OBJECTIVE

In 2004, the WHO classified atypical pituitary adenoma as a distinct adenoma subtype. However, the clinical significance of this distinction remains undetermined. The authors sought to define patient characteristics, tumor features, and treatment outcomes associated with atypical pituitary adenoma.

METHODS

The authors reviewed records of patients who underwent resection of pituitary adenoma at the University of California, San Francisco, between 2007 and 2014. Per institutional protocol, adenomas exhibiting mitotic activity underwent evaluation for all 3 markers of atypicality (mitotic index, extensive p53 staining, and MIB-1 index ≥ 3%). Statistical analyses were performed using χ2, Fisher’s exact test, t-test, log-rank, and logistic regression.

RESULTS
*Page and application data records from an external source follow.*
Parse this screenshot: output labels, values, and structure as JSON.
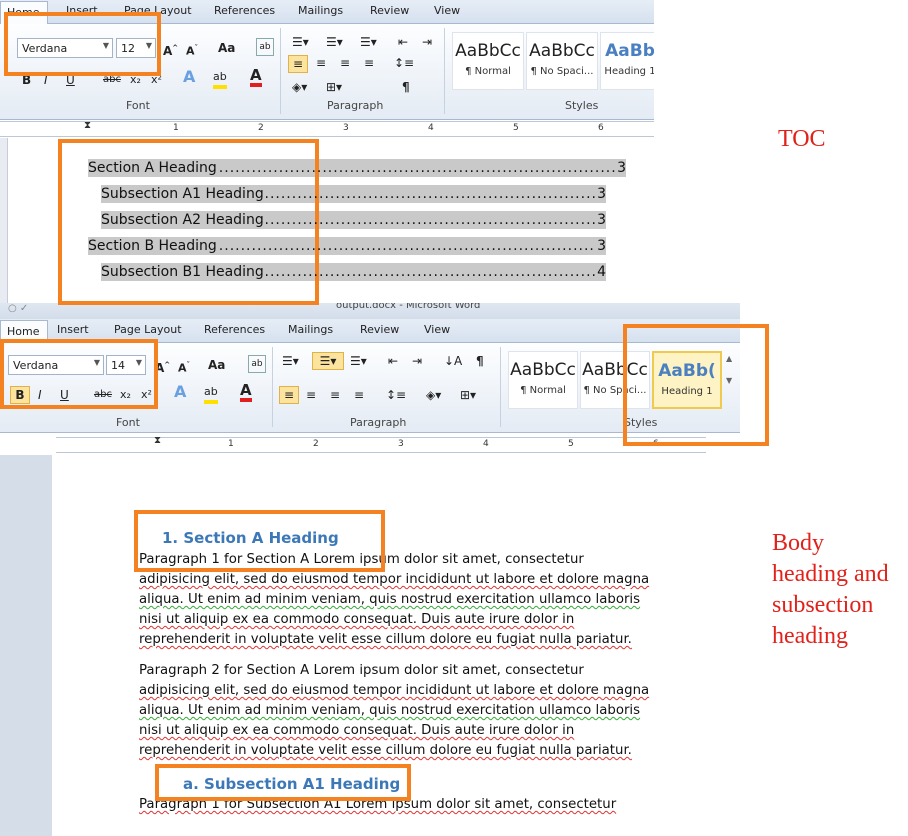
{
  "tabs": [
    "Home",
    "Insert",
    "Page Layout",
    "References",
    "Mailings",
    "Review",
    "View"
  ],
  "top_ribbon": {
    "font_name": "Verdana",
    "font_size": "12",
    "group_font": "Font",
    "group_paragraph": "Paragraph",
    "group_styles": "Styles",
    "styles": [
      {
        "preview": "AaBbCc",
        "name": "¶ Normal"
      },
      {
        "preview": "AaBbCc",
        "name": "¶ No Spaci..."
      },
      {
        "preview": "AaBb",
        "name": "Heading 1"
      }
    ]
  },
  "toc": {
    "entries": [
      {
        "text": "Section A Heading",
        "page": "3",
        "level": 1
      },
      {
        "text": "Subsection A1 Heading",
        "page": "3",
        "level": 2
      },
      {
        "text": "Subsection A2 Heading",
        "page": "3",
        "level": 2
      },
      {
        "text": "Section B Heading",
        "page": "3",
        "level": 1
      },
      {
        "text": "Subsection B1 Heading",
        "page": "4",
        "level": 2
      }
    ]
  },
  "title_bar_text": "output.docx - Microsoft Word",
  "bottom_ribbon": {
    "font_name": "Verdana",
    "font_size": "14",
    "group_font": "Font",
    "group_paragraph": "Paragraph",
    "group_styles": "Styles",
    "styles": [
      {
        "preview": "AaBbCc",
        "name": "¶ Normal"
      },
      {
        "preview": "AaBbCc",
        "name": "¶ No Spaci..."
      },
      {
        "preview": "AaBb(",
        "name": "Heading 1"
      }
    ]
  },
  "ruler_numbers": [
    "1",
    "2",
    "3",
    "4",
    "5",
    "6"
  ],
  "document": {
    "heading1": "1. Section A Heading",
    "para1": [
      "Paragraph  1 for Section A Lorem ipsum dolor sit amet, consectetur",
      "adipisicing elit, sed do eiusmod tempor incididunt ut labore et dolore magna",
      "aliqua. Ut enim ad minim veniam, quis nostrud exercitation ullamco laboris",
      "nisi ut aliquip ex ea commodo consequat. Duis aute irure dolor in",
      "reprehenderit in voluptate velit esse cillum dolore eu fugiat nulla pariatur."
    ],
    "para2": [
      "Paragraph  2 for Section A Lorem ipsum dolor sit amet, consectetur",
      "adipisicing elit, sed do eiusmod tempor incididunt ut labore et dolore magna",
      "aliqua. Ut enim ad minim veniam, quis nostrud exercitation ullamco laboris",
      "nisi ut aliquip ex ea commodo consequat. Duis aute irure dolor in",
      "reprehenderit in voluptate velit esse cillum dolore eu fugiat nulla pariatur."
    ],
    "heading2": "a. Subsection A1 Heading",
    "para3_partial": "Paragraph  1 for Subsection A1 Lorem ipsum dolor sit amet, consectetur"
  },
  "annotations": {
    "toc_label": "TOC",
    "body_label": [
      "Body",
      "heading and",
      "subsection",
      "heading"
    ]
  },
  "colors": {
    "annotation_box": "#f58220",
    "annotation_text": "#e0221b",
    "heading_blue": "#3c78b8",
    "toc_highlight": "#c9c9c9"
  }
}
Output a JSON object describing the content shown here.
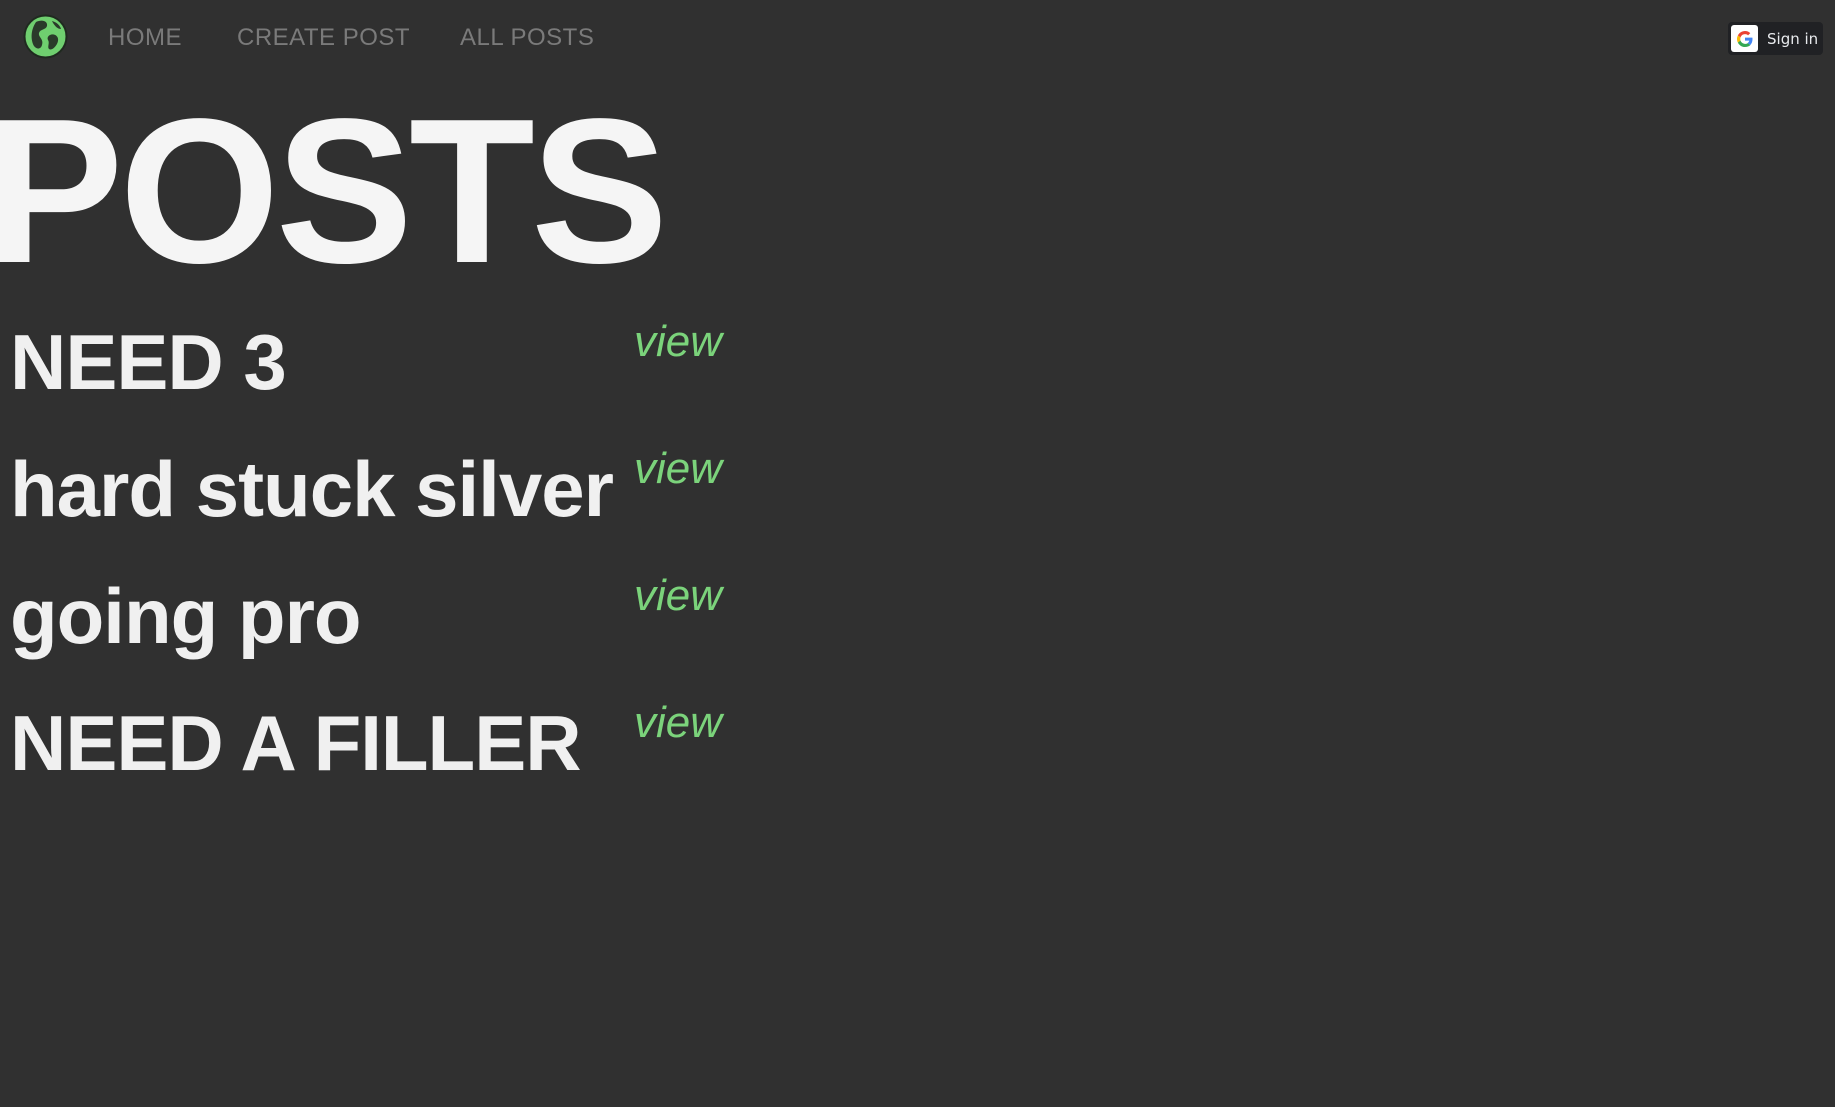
{
  "nav": {
    "links": [
      "HOME",
      "CREATE POST",
      "ALL POSTS"
    ],
    "signin_label": "Sign in"
  },
  "page": {
    "title": "POSTS"
  },
  "posts": [
    {
      "title": "NEED 3",
      "link_label": "view"
    },
    {
      "title": "hard stuck silver",
      "link_label": "view"
    },
    {
      "title": "going pro",
      "link_label": "view"
    },
    {
      "title": "NEED A FILLER",
      "link_label": "view"
    }
  ],
  "colors": {
    "background": "#303030",
    "accent": "#7bd37b",
    "nav_text": "#7a7a7a",
    "title_text": "#f5f5f5"
  },
  "icons": {
    "logo": "globe-icon",
    "signin": "google-icon"
  }
}
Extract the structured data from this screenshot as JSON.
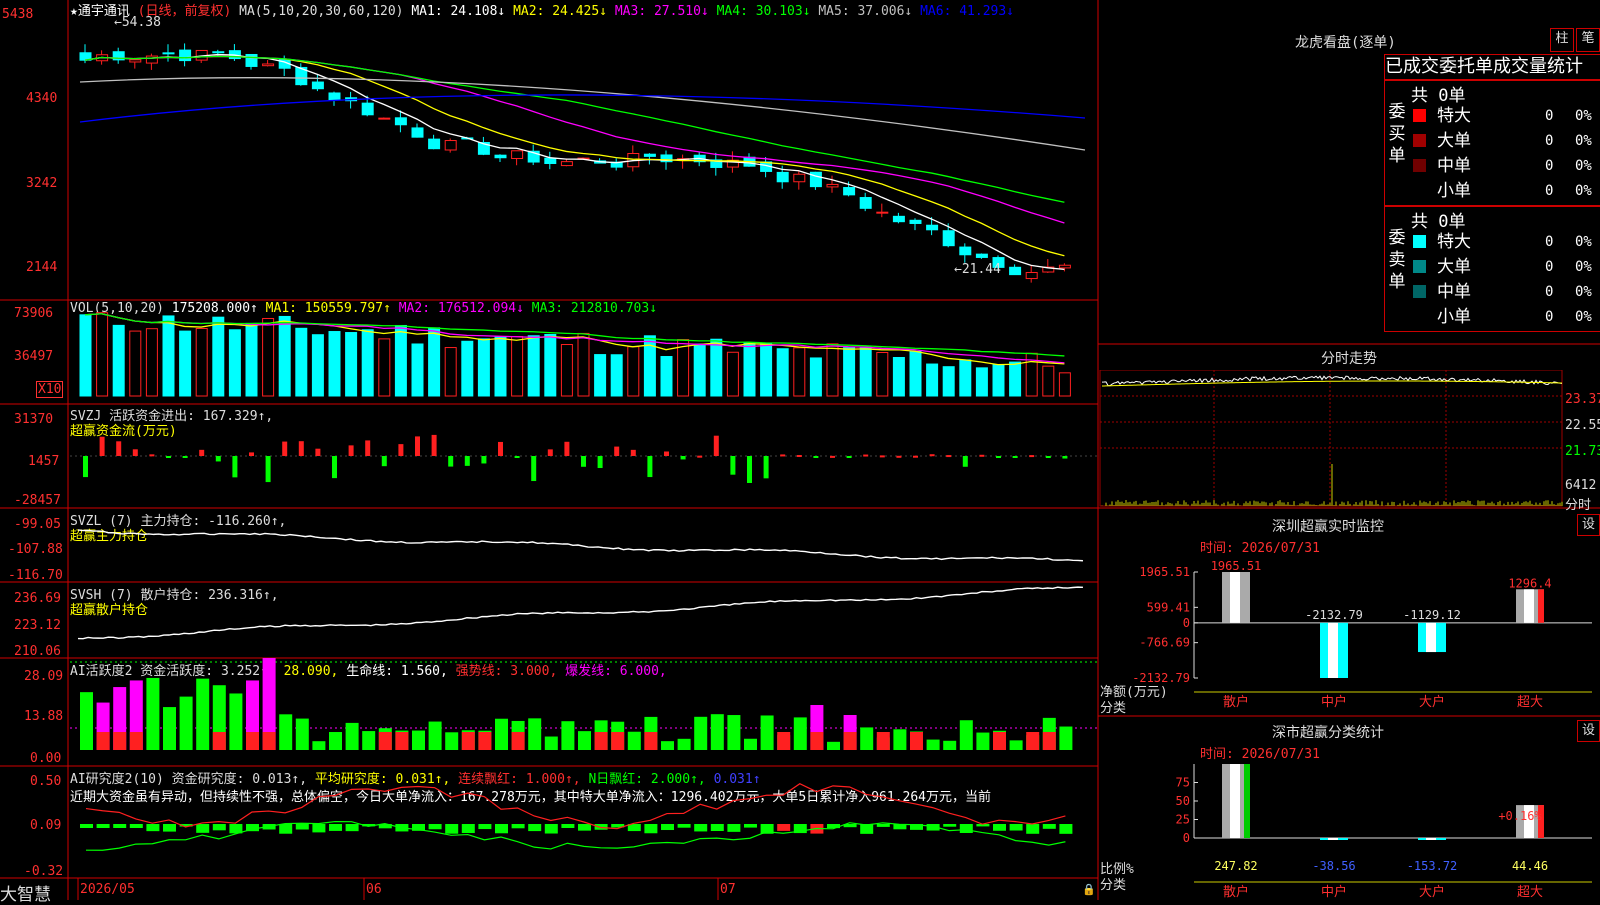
{
  "colors": {
    "up": "#ff2020",
    "down": "#00ffff",
    "frame": "#d00000",
    "ma1": "#ffffff",
    "ma2": "#ffff00",
    "ma3": "#ff00ff",
    "ma4": "#00ff00",
    "ma5": "#c0c0c0",
    "ma6": "#0000ff",
    "green": "#00ff00",
    "magenta": "#ff00ff"
  },
  "price_panel": {
    "title": "★通宇通讯",
    "period": "(日线，前复权)",
    "ma_params": "MA(5,10,20,30,60,120)",
    "ma": [
      {
        "label": "MA1: 24.108↓",
        "color": "#ffffff"
      },
      {
        "label": "MA2: 24.425↓",
        "color": "#ffff00"
      },
      {
        "label": "MA3: 27.510↓",
        "color": "#ff00ff"
      },
      {
        "label": "MA4: 30.103↓",
        "color": "#00ff00"
      },
      {
        "label": "MA5: 37.006↓",
        "color": "#c0c0c0"
      },
      {
        "label": "MA6: 41.293↓",
        "color": "#0000ff"
      }
    ],
    "y_ticks": [
      "5438",
      "4340",
      "3242",
      "2144"
    ],
    "high_label": "←54.38",
    "low_label": "←21.44"
  },
  "volume_panel": {
    "params": "VOL(5,10,20)",
    "value": "175208.000↑",
    "ma": [
      {
        "label": "MA1: 150559.797↑",
        "color": "#ffff00"
      },
      {
        "label": "MA2: 176512.094↓",
        "color": "#ff00ff"
      },
      {
        "label": "MA3: 212810.703↓",
        "color": "#00ff00"
      }
    ],
    "y_ticks": [
      "73906",
      "36497"
    ],
    "unit": "X10"
  },
  "svzj_panel": {
    "title": "SVZJ  活跃资金进出: 167.329↑,",
    "sub": "超赢资金流(万元)",
    "y_ticks": [
      "31370",
      "1457",
      "-28457"
    ]
  },
  "svzl_panel": {
    "title": "SVZL (7) 主力持仓: -116.260↑,",
    "sub": "超赢主力持仓",
    "y_ticks": [
      "-99.05",
      "-107.88",
      "-116.70"
    ]
  },
  "svsh_panel": {
    "title": "SVSH (7) 散户持仓: 236.316↑,",
    "sub": "超赢散户持仓",
    "y_ticks": [
      "236.69",
      "223.12",
      "210.06"
    ]
  },
  "ai1_panel": {
    "title": "AI活跃度2 资金活跃度: 3.252↑,",
    "v2": "28.090,",
    "v3": "生命线: 1.560,",
    "v4": "强势线: 3.000,",
    "v5": "爆发线: 6.000,",
    "y_ticks": [
      "28.09",
      "13.88",
      "0.00"
    ]
  },
  "ai2_panel": {
    "title": "AI研究度2(10) 资金研究度: 0.013↑,",
    "v2": "平均研究度: 0.031↑,",
    "v3": "连续飘红: 1.000↑,",
    "v4": "N日飘红: 2.000↑,",
    "v5": "0.031↑",
    "comment": "近期大资金虽有异动，但持续性不强，总体偏空，今日大单净流入：167.278万元，其中特大单净流入：1296.402万元，大单5日累计净入961.264万元，当前",
    "y_ticks": [
      "0.50",
      "0.09",
      "-0.32"
    ]
  },
  "bottom_axis": {
    "brand": "大智慧",
    "labels": [
      "2026/05",
      "06",
      "07"
    ]
  },
  "longhu": {
    "title": "龙虎看盘(逐单)",
    "btn1": "柱",
    "btn2": "笔",
    "header": "已成交委托单成交量统计",
    "buy": {
      "vlabel": [
        "委",
        "买",
        "单"
      ],
      "total": "共 0单",
      "rows": [
        {
          "name": "特大",
          "count": "0",
          "pct": "0%",
          "color": "#ff0000"
        },
        {
          "name": "大单",
          "count": "0",
          "pct": "0%",
          "color": "#a00000"
        },
        {
          "name": "中单",
          "count": "0",
          "pct": "0%",
          "color": "#700000"
        },
        {
          "name": "小单",
          "count": "0",
          "pct": "0%",
          "color": ""
        }
      ]
    },
    "sell": {
      "vlabel": [
        "委",
        "卖",
        "单"
      ],
      "total": "共 0单",
      "rows": [
        {
          "name": "特大",
          "count": "0",
          "pct": "0%",
          "color": "#00ffff"
        },
        {
          "name": "大单",
          "count": "0",
          "pct": "0%",
          "color": "#008888"
        },
        {
          "name": "中单",
          "count": "0",
          "pct": "0%",
          "color": "#006666"
        },
        {
          "name": "小单",
          "count": "0",
          "pct": "0%",
          "color": ""
        }
      ]
    }
  },
  "intraday": {
    "title": "分时走势",
    "price_ticks": [
      "23.37",
      "22.55",
      "21.73"
    ],
    "vol_tick": "6412",
    "vol_unit": "分时"
  },
  "monitor": {
    "title": "深圳超赢实时监控",
    "btn": "设",
    "time": "时间: 2026/07/31",
    "ylabel1": "净额(万元)",
    "ylabel2": "分类",
    "chart_data": {
      "type": "bar",
      "categories": [
        "散户",
        "中户",
        "大户",
        "超大"
      ],
      "values": [
        1965.51,
        -2132.79,
        -1129.12,
        1296.4
      ],
      "value_labels": [
        "1965.51",
        "-2132.79",
        "-1129.12",
        "1296.4"
      ],
      "y_ticks": [
        "1965.51",
        "599.41",
        "0",
        "-766.69",
        "-2132.79"
      ],
      "ylim": [
        -2132.79,
        1965.51
      ]
    }
  },
  "classify": {
    "title": "深市超赢分类统计",
    "btn": "设",
    "time": "时间: 2026/07/31",
    "ylabel1": "比例%",
    "ylabel2": "分类",
    "plus_label": "+0.16%",
    "chart_data": {
      "type": "bar",
      "categories": [
        "散户",
        "中户",
        "大户",
        "超大"
      ],
      "values": [
        247.82,
        -38.56,
        -153.72,
        44.46
      ],
      "value_labels": [
        "247.82",
        "-38.56",
        "-153.72",
        "44.46"
      ],
      "y_ticks": [
        "75",
        "50",
        "25",
        "0"
      ],
      "ylim": [
        0,
        100
      ]
    }
  }
}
Between 2007 and 2014, 701 patients underwent resection for pituitary adenoma. Among these patients, 122 adenomas exhibited mitotic activity and therefore were evaluated for all 3 markers of atypicality, with 36 tumors (5%) proving to be atypical. There were 21 female patients (58%) and 15 male patients (42%) in the atypical cohort, and 313 female patients (47%) and 352 male patients (53%) in the nonatypical cohort (p = 0.231). The mean age of patients in the atypical cohort was 37 years (range 10–65 years), which was significantly lower than the mean age of 49 years (range 10–93 years) for patients in the nonatypical cohort (p < 0.001). The most common presenting symptoms for patients with atypical adenomas were headaches (42%) and visual changes (33%). Atypical adenomas were more likely to be functional (78%) than nonatypical adenomas (42%; p < 0.001). Functional atypical adenomas were significantly larger than functional nonatypical adenomas (mean diameter 2.2 vs 1.4 cm; p = 0.009), as were nonfunctional atypical adenomas compared with nonfunctional nonatypical adenomas (mean diameter 3.3 vs 2.3 cm; p = 0.01). Among the entire adenoma cohort, larger presenting tumor size was associated with cavernous sinus invasion (p < 0.001), and subtotal resection was associated with cavernous sinus invasion (p < 0.001) and larger size (p < 0.001) on binomial multivariate regression. The median time until recurrence was 56 months for atypical adenomas, 129 months for functional nonatypical adenomas, and 204 months for nonfunctional nonatypical adenomas (p < 0.001). Functional atypical adenomas recurred more frequently and significantly earlier than functional nonatypical adenomas (p < 0.001). When accounting for extent of resection, cavernous sinus invasion, size, age, sex, and functional subtype, atypicality remained a significant predictor of earlier recurrence among functional adenomas (p = 0.002).

CONCLUSIONS

When compared with nonatypical pituitary adenomas, atypical adenomas are more likely to present in younger patients at a larger size, are more often hormonally hypersecretory, and are associated with earlier recurrence. These features lend credence to atypical pituitary adenomas being a distinct clinical entity in addition to a discrete pathological diagnosis.